── Source material ──

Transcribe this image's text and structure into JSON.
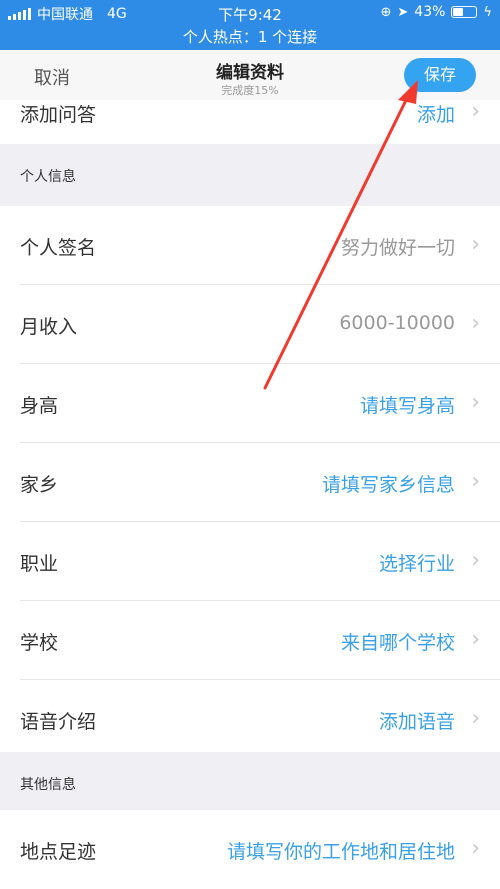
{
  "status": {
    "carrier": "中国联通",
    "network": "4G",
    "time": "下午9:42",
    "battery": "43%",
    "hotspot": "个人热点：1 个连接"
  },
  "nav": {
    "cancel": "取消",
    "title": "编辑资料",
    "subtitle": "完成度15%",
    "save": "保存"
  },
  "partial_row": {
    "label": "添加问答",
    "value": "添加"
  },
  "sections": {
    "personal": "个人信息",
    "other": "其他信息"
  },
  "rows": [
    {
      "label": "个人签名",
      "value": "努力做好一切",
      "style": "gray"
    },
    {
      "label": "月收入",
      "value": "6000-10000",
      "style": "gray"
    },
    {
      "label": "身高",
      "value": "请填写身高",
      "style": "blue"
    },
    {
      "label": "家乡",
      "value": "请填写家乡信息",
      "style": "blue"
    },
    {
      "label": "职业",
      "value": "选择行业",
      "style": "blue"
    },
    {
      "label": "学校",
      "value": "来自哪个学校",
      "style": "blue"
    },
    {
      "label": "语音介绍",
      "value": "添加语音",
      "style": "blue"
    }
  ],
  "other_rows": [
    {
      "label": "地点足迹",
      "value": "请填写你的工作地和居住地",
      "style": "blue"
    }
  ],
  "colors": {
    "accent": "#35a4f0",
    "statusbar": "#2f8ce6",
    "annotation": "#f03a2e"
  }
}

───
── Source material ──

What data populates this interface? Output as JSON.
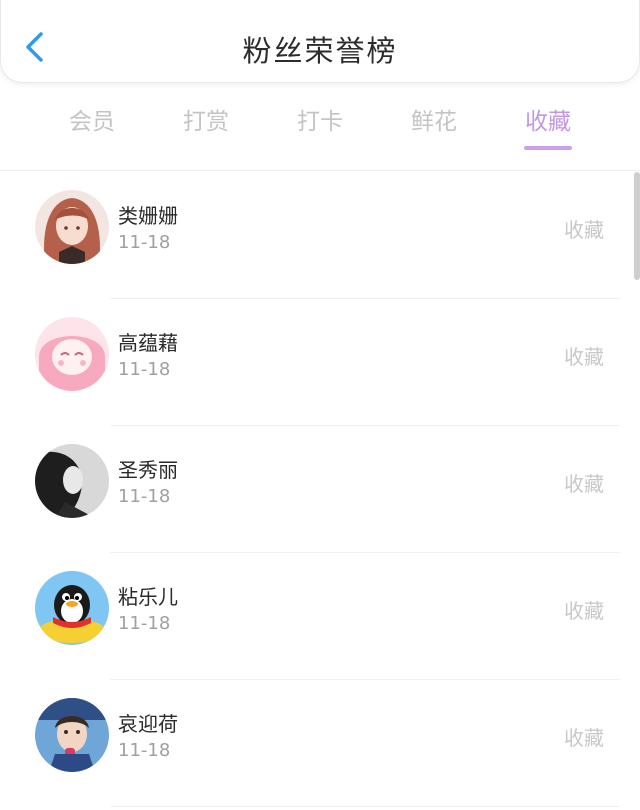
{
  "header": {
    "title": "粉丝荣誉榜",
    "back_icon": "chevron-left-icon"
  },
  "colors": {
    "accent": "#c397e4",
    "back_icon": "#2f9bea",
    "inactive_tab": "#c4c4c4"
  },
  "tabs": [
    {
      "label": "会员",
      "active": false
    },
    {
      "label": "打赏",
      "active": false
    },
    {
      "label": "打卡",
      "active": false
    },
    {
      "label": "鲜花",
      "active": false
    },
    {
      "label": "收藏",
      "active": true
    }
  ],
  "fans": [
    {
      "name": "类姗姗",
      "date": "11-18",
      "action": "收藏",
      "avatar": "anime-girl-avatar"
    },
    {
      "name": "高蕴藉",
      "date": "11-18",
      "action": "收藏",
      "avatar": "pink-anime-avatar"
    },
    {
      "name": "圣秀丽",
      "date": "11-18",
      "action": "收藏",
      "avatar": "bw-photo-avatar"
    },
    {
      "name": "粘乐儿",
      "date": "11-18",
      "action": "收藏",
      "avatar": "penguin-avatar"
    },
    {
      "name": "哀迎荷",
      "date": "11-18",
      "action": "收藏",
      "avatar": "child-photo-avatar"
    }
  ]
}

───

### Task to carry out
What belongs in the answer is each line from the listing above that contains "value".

### Response to this task
    "value": "添加"
      "value": "努力做好一切",
      "value": "6000-10000",
      "value": "请填写身高",
      "value": "请填写家乡信息",
      "value": "选择行业",
      "value": "来自哪个学校",
      "value": "添加语音",
      "value": "请填写你的工作地和居住地",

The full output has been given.